### AIM OF THE TASK:
From the records below, return every line containing the word "JSON".

### DATASET RECORDS:
..........

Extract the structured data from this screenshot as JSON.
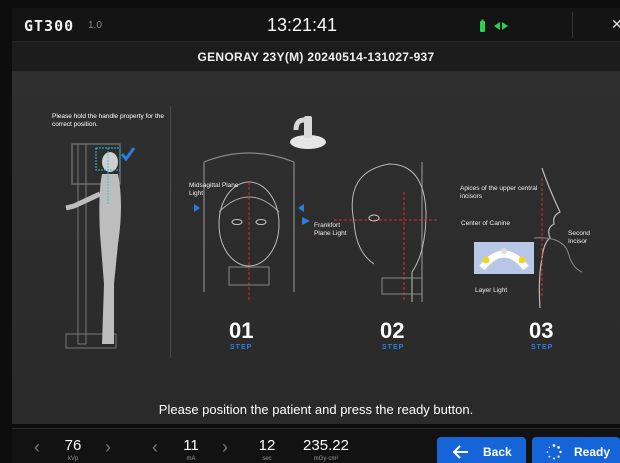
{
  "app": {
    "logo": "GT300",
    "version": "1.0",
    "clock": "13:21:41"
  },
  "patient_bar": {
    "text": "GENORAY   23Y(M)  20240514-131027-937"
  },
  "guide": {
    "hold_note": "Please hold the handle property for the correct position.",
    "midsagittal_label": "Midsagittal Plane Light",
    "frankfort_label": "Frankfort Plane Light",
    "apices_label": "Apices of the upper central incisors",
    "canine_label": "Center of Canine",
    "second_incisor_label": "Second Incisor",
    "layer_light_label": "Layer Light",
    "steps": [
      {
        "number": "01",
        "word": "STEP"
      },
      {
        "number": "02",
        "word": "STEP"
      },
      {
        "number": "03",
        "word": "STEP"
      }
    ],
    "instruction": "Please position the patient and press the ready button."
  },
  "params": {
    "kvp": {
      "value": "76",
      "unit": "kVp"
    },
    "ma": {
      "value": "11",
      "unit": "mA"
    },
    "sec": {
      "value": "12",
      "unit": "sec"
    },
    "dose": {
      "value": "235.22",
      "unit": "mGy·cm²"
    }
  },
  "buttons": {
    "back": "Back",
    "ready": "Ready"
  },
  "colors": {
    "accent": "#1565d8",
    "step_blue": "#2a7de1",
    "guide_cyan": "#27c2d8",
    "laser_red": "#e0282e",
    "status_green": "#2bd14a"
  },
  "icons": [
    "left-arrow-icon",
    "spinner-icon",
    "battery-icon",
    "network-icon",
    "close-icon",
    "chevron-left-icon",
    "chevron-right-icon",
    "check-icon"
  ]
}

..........

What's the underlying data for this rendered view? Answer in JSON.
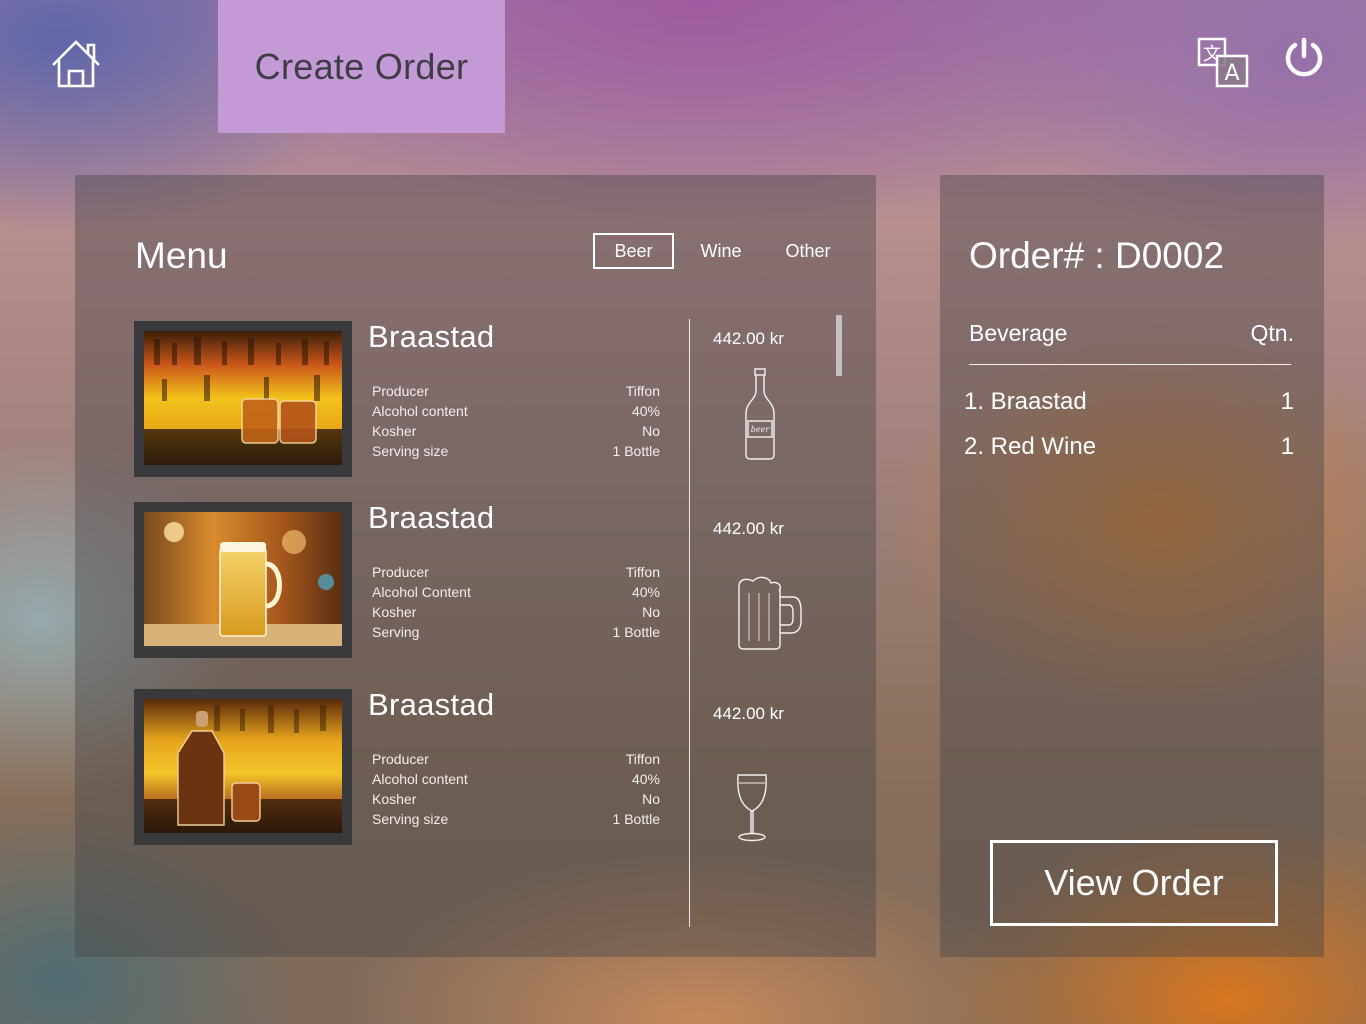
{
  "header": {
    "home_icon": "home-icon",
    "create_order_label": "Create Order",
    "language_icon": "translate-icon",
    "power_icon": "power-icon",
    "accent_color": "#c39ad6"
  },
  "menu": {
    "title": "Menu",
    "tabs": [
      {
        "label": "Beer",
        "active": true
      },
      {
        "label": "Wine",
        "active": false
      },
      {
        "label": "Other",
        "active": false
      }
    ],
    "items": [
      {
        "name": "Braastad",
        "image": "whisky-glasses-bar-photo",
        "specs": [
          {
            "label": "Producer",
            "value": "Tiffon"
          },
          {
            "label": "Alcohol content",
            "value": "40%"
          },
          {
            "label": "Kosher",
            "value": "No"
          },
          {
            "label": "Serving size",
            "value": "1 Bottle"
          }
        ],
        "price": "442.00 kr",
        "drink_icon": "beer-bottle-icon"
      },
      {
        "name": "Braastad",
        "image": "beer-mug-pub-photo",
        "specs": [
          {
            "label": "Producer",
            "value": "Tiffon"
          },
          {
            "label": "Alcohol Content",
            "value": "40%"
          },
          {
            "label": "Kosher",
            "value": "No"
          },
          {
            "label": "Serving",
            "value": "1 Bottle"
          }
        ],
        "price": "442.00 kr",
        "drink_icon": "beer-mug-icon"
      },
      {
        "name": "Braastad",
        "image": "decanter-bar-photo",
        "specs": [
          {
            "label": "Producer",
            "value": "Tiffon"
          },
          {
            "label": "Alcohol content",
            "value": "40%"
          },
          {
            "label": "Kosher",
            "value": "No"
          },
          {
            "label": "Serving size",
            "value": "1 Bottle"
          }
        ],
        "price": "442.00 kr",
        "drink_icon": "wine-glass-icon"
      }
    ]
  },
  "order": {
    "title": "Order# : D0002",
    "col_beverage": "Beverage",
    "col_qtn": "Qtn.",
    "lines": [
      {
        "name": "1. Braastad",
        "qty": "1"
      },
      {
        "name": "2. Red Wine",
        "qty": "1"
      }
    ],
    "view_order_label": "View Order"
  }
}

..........

### ANSWER AREA:
Extract the structured data from this screenshot as JSON.
What's the underlying data for this rendered view? Answer in JSON.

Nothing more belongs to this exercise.